Entries taken from a collection:
----

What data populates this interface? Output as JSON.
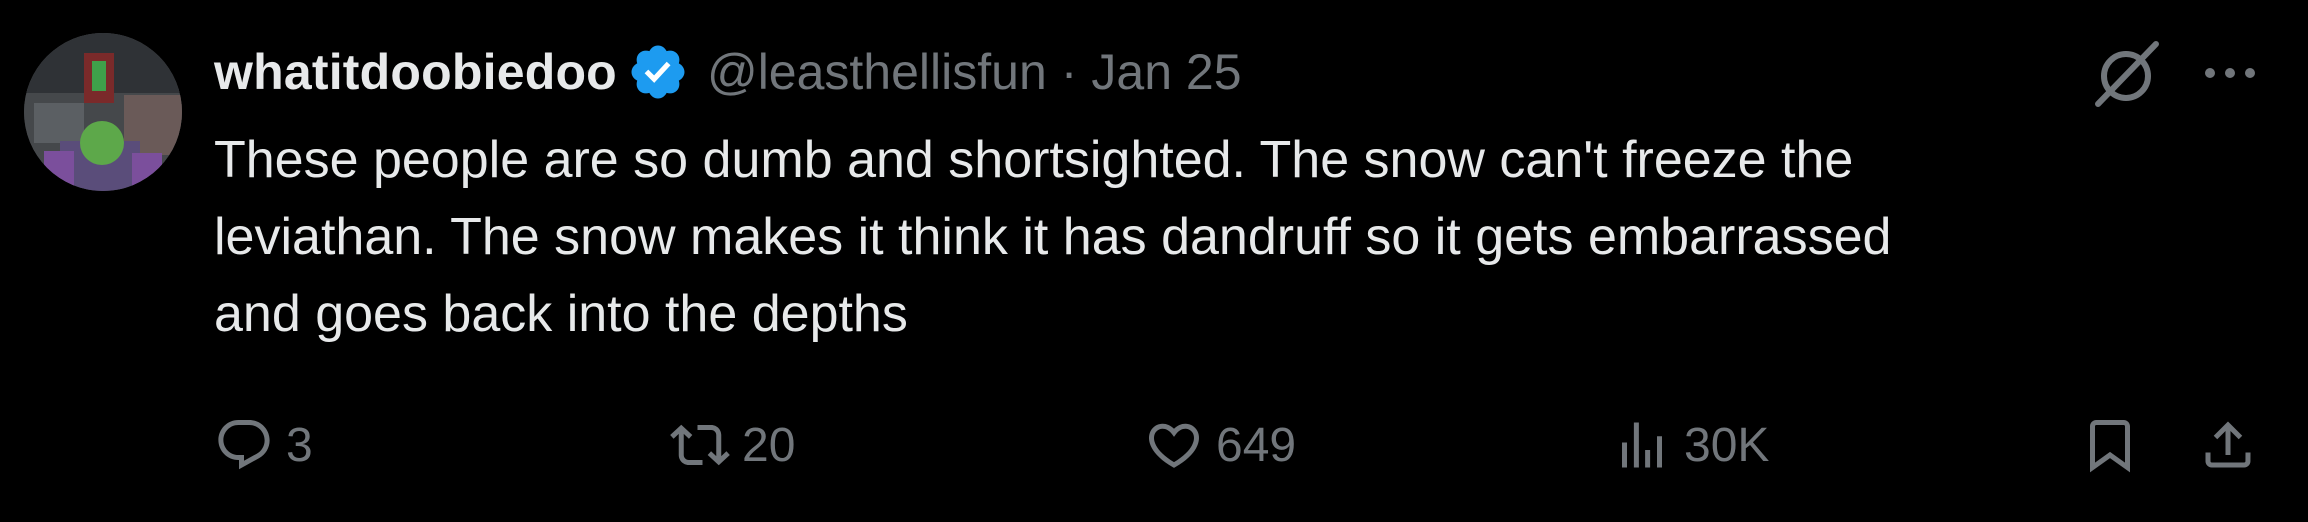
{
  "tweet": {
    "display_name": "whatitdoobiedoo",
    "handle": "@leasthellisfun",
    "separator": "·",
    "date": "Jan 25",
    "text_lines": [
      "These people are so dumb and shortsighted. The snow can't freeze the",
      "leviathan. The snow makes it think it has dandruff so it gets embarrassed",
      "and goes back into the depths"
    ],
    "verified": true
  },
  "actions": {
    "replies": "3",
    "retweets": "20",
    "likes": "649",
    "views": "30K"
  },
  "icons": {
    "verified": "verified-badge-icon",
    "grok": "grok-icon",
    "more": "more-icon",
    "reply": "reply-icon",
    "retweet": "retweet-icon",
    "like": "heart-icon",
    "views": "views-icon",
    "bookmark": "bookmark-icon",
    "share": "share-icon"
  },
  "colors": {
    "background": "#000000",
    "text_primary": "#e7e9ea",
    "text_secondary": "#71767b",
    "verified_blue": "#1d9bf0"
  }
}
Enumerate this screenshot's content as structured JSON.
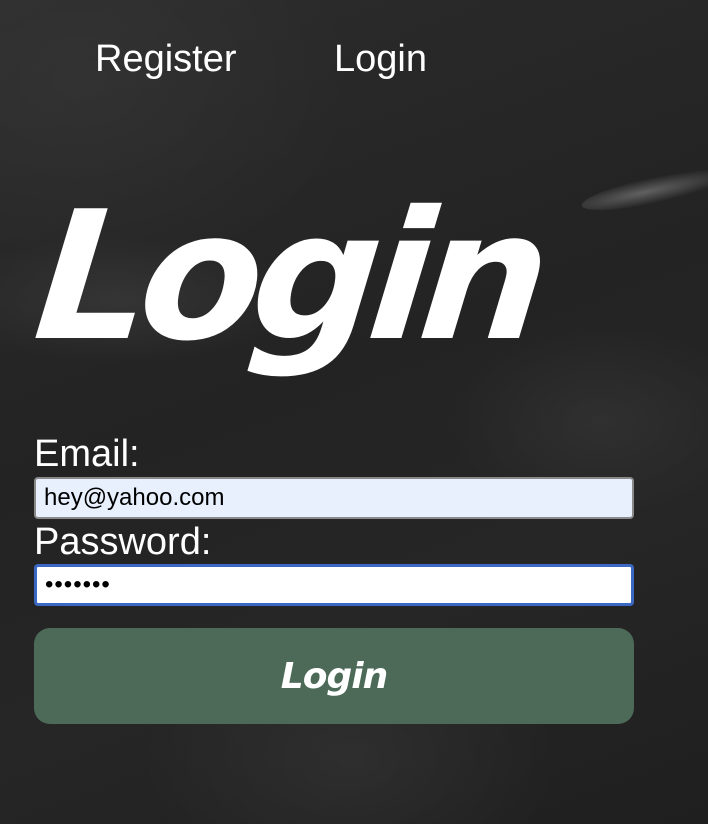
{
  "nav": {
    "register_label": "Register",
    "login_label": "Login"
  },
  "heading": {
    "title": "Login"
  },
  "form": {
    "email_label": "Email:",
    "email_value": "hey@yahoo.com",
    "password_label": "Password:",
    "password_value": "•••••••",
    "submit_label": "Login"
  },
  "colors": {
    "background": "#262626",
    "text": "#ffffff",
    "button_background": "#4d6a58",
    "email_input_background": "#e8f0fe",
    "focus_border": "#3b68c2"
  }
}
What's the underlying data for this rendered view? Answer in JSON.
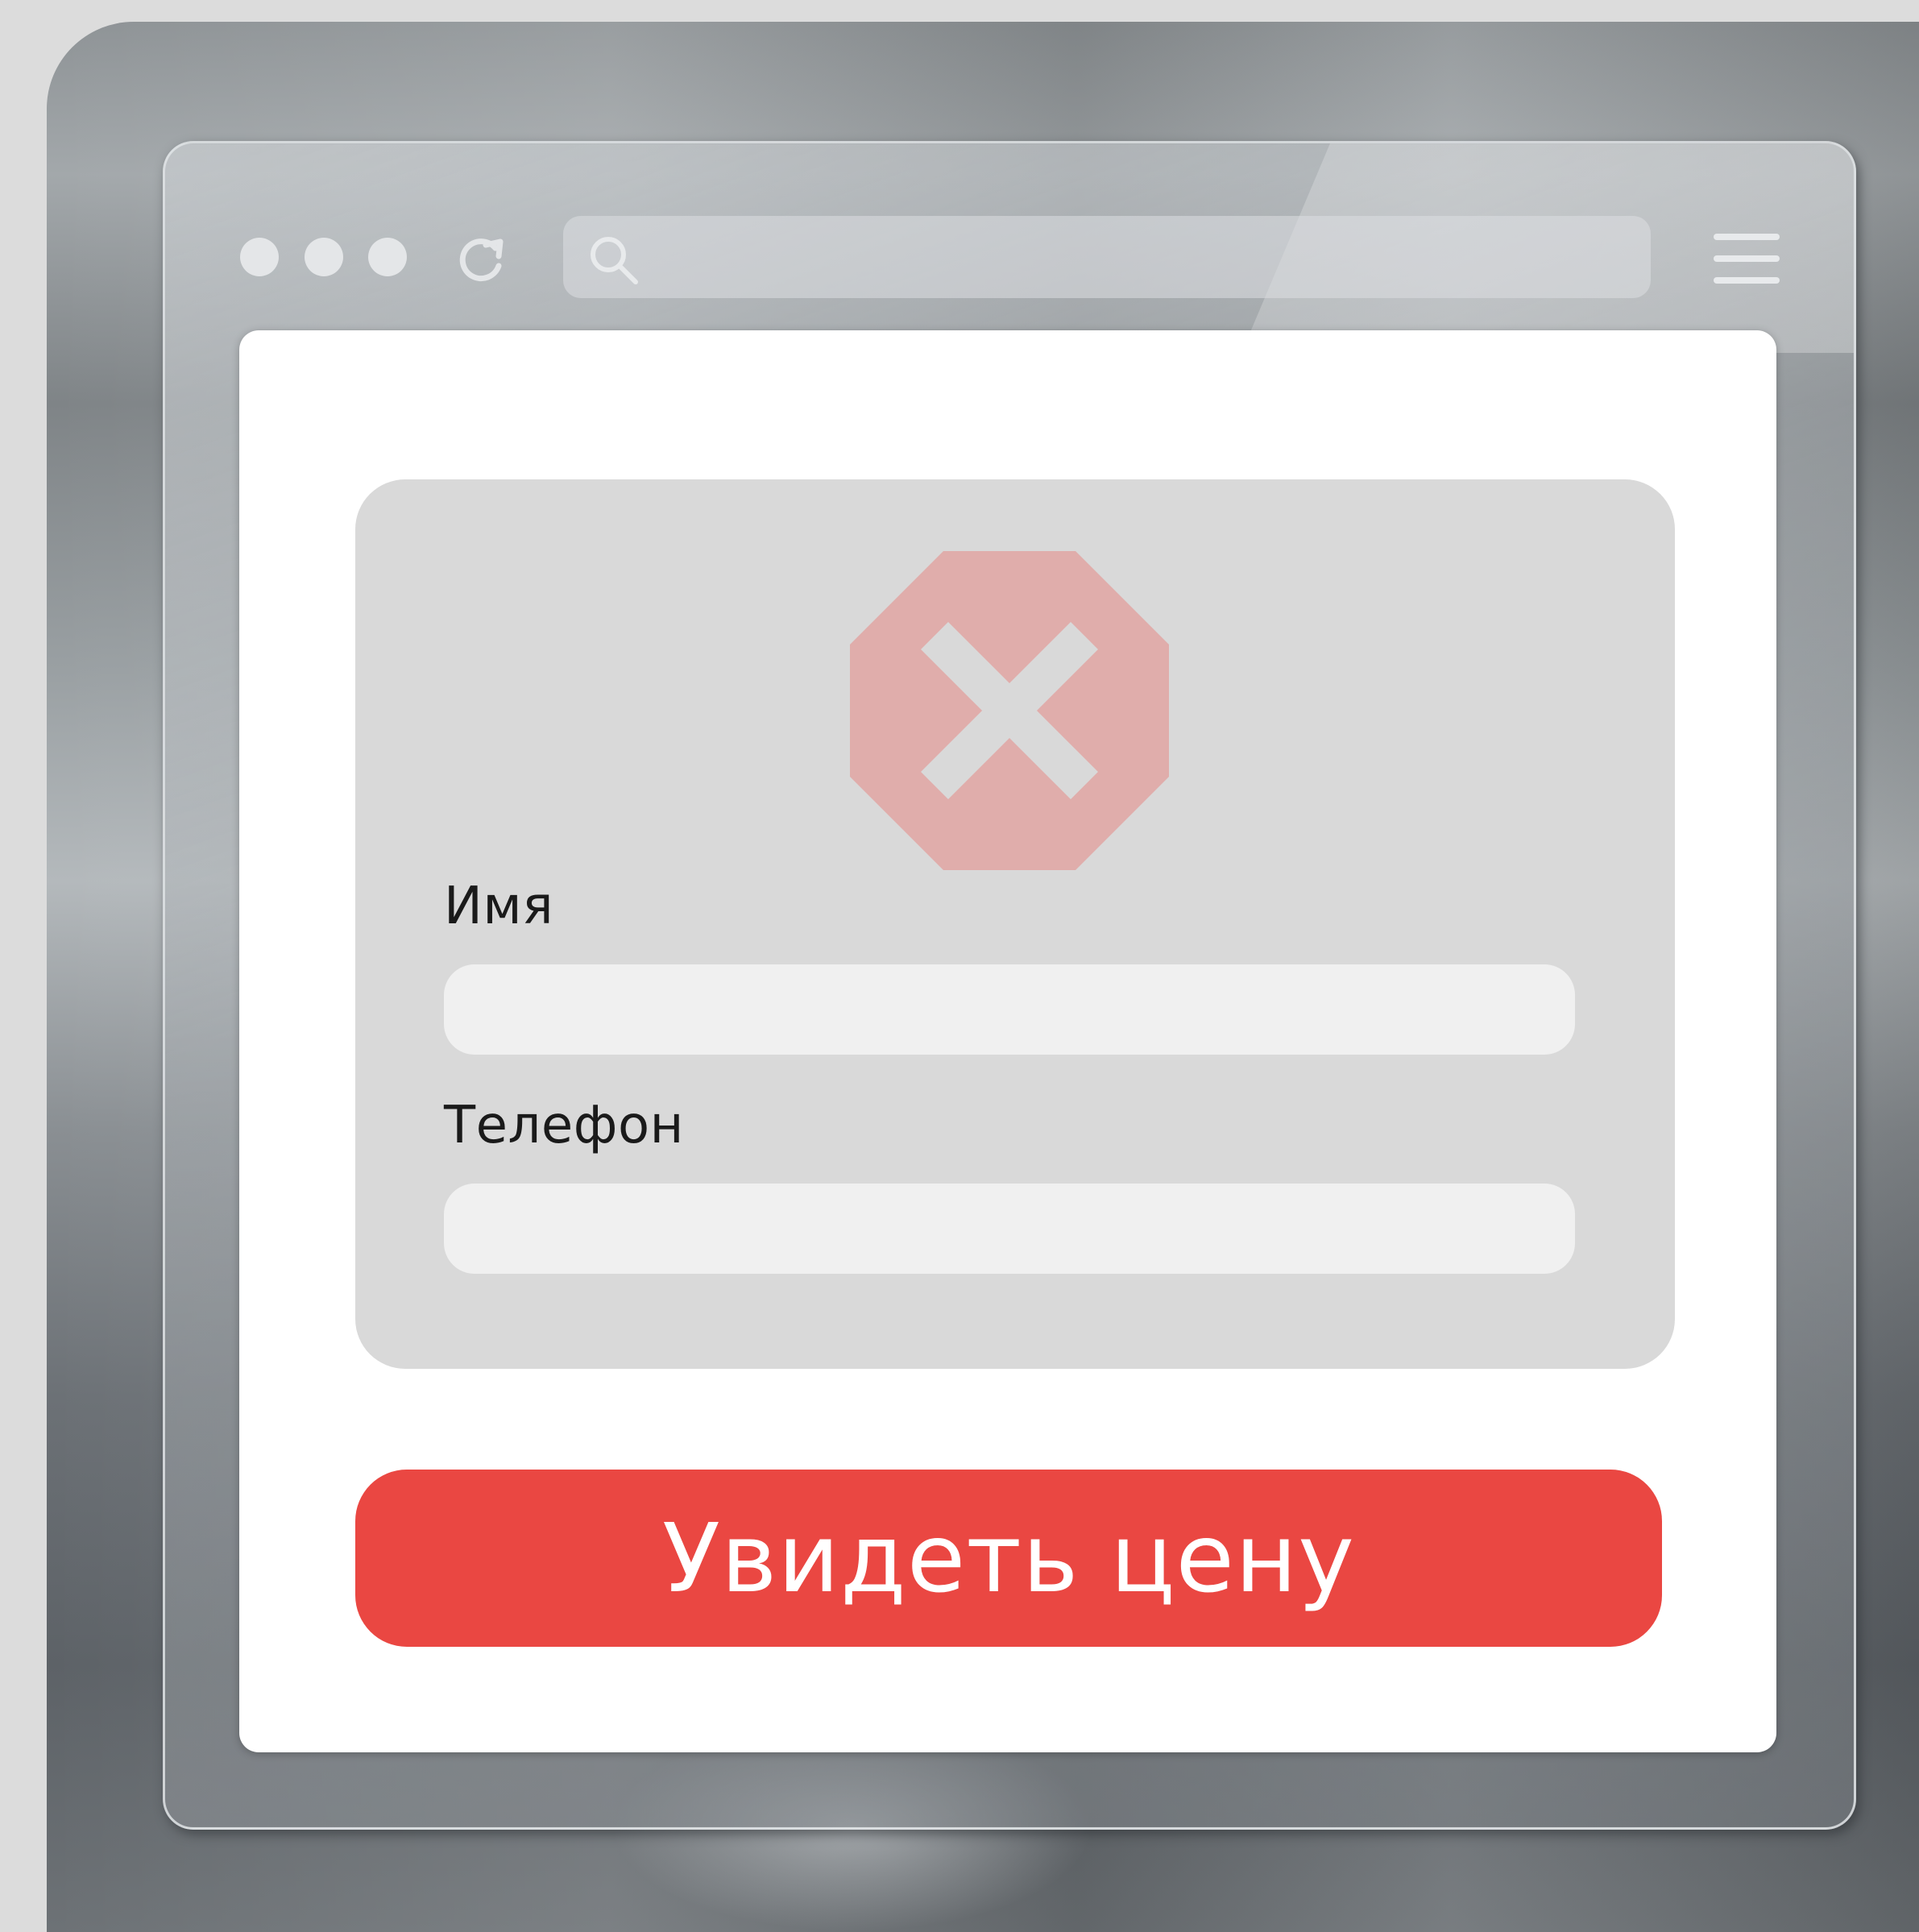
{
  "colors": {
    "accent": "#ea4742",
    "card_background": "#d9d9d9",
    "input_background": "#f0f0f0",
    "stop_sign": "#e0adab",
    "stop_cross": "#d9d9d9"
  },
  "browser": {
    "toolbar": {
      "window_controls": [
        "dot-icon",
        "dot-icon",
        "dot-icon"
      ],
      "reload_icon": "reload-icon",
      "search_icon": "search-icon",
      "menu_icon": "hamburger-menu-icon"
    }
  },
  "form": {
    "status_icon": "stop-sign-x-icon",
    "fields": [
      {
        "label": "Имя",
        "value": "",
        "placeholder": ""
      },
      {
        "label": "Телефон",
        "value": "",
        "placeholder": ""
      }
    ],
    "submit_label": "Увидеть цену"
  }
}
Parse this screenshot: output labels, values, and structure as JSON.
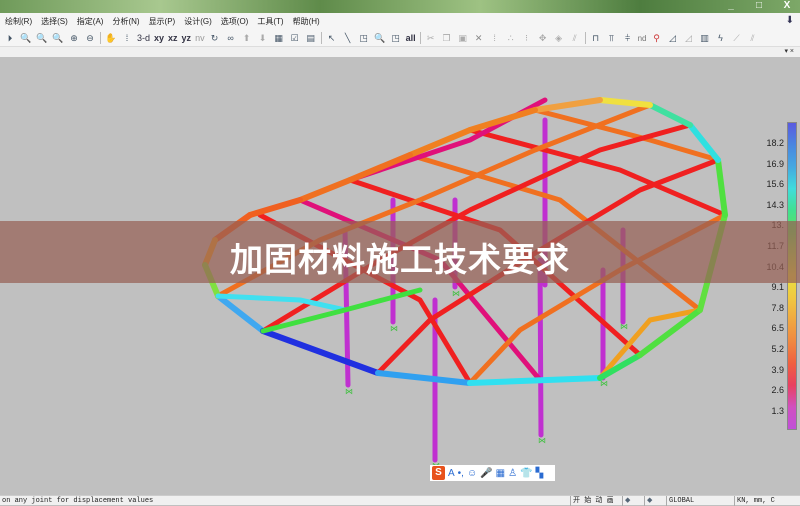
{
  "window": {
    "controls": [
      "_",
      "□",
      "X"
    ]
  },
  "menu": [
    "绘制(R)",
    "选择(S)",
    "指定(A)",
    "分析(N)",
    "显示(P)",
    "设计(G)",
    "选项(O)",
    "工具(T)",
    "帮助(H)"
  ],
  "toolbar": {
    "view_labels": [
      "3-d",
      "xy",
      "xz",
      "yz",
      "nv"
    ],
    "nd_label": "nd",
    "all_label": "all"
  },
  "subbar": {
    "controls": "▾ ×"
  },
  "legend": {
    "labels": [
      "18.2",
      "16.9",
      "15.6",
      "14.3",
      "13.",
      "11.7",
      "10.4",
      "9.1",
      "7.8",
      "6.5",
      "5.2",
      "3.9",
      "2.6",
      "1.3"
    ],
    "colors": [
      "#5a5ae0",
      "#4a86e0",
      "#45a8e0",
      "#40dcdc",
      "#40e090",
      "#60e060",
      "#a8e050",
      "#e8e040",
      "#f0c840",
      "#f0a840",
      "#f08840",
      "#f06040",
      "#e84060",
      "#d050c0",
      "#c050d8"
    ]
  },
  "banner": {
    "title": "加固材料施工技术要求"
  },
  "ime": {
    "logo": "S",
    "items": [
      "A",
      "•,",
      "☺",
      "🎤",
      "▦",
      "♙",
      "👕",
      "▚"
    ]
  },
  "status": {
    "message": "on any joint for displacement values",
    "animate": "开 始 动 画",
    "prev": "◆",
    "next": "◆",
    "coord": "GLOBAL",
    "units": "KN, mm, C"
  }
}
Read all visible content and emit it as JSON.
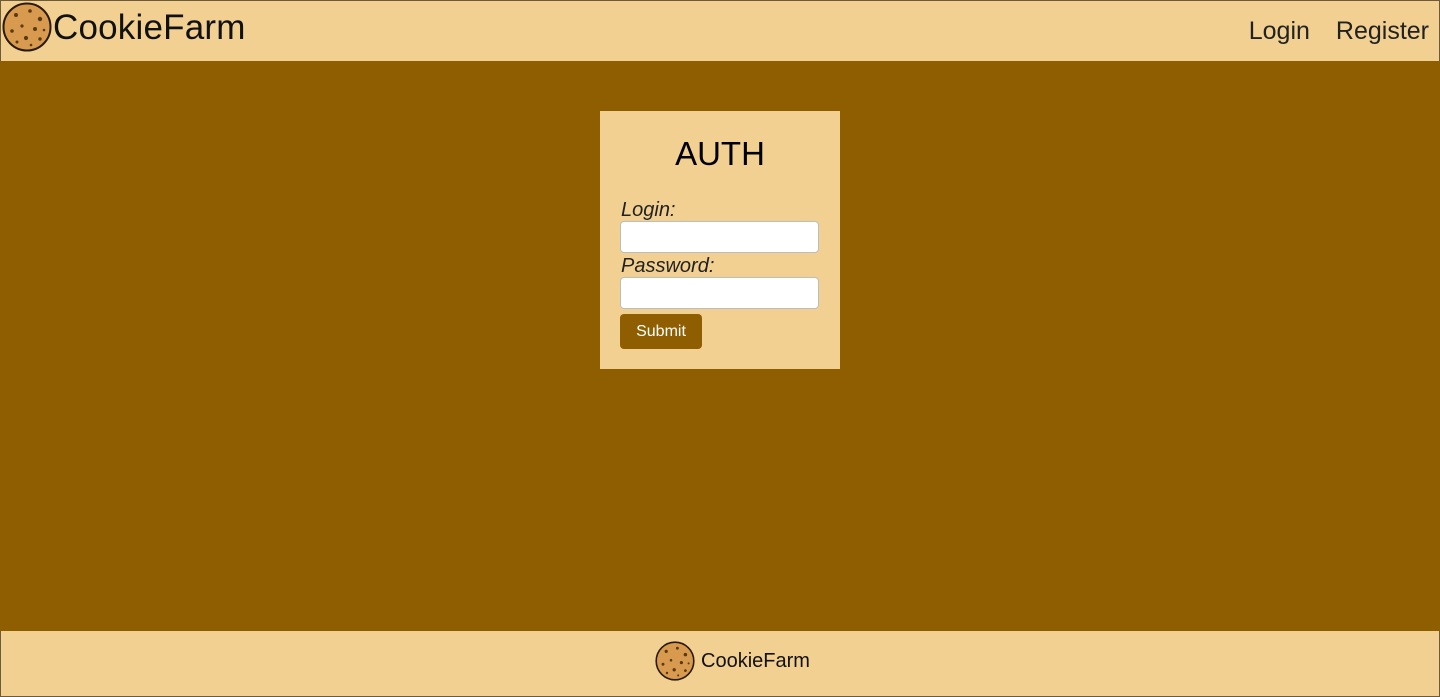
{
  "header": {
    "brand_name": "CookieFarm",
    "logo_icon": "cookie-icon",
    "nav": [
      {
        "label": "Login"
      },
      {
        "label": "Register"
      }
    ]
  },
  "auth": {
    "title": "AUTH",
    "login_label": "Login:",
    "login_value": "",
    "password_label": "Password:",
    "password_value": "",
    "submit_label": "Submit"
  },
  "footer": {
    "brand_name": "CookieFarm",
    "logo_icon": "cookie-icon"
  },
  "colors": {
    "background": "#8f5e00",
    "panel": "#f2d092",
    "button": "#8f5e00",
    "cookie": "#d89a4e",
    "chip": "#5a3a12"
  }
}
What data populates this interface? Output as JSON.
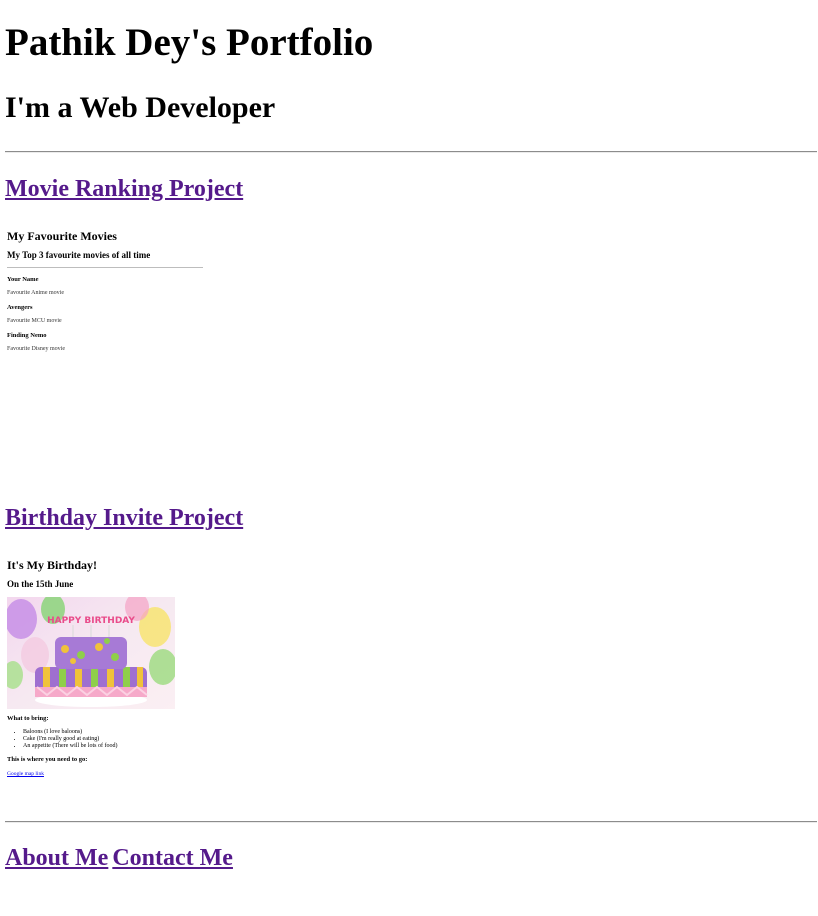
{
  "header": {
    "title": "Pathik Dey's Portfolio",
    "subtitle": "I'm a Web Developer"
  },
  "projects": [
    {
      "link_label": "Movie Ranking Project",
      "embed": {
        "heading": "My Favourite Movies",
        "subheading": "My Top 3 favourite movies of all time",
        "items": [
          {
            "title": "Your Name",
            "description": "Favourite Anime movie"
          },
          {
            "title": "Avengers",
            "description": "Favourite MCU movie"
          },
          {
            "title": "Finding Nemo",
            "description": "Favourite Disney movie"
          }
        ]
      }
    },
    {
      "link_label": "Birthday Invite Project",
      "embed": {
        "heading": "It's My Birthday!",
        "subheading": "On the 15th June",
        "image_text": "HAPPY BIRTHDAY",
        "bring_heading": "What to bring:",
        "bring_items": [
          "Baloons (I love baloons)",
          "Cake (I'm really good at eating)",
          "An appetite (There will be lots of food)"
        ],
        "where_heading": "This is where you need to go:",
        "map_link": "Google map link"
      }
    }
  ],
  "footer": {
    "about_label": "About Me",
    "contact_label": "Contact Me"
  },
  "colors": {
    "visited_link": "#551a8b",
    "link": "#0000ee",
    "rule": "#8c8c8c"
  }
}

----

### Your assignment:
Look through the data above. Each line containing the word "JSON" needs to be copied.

### Task solution:
What data populates this interface? Output as JSON.
Enumerate this screenshot's content as structured JSON.
What's the underlying data for this rendered view? Answer in JSON.
Parse this screenshot: output labels, values, and structure as JSON.
Read all visible content and emit it as JSON.
What data populates this interface? Output as JSON.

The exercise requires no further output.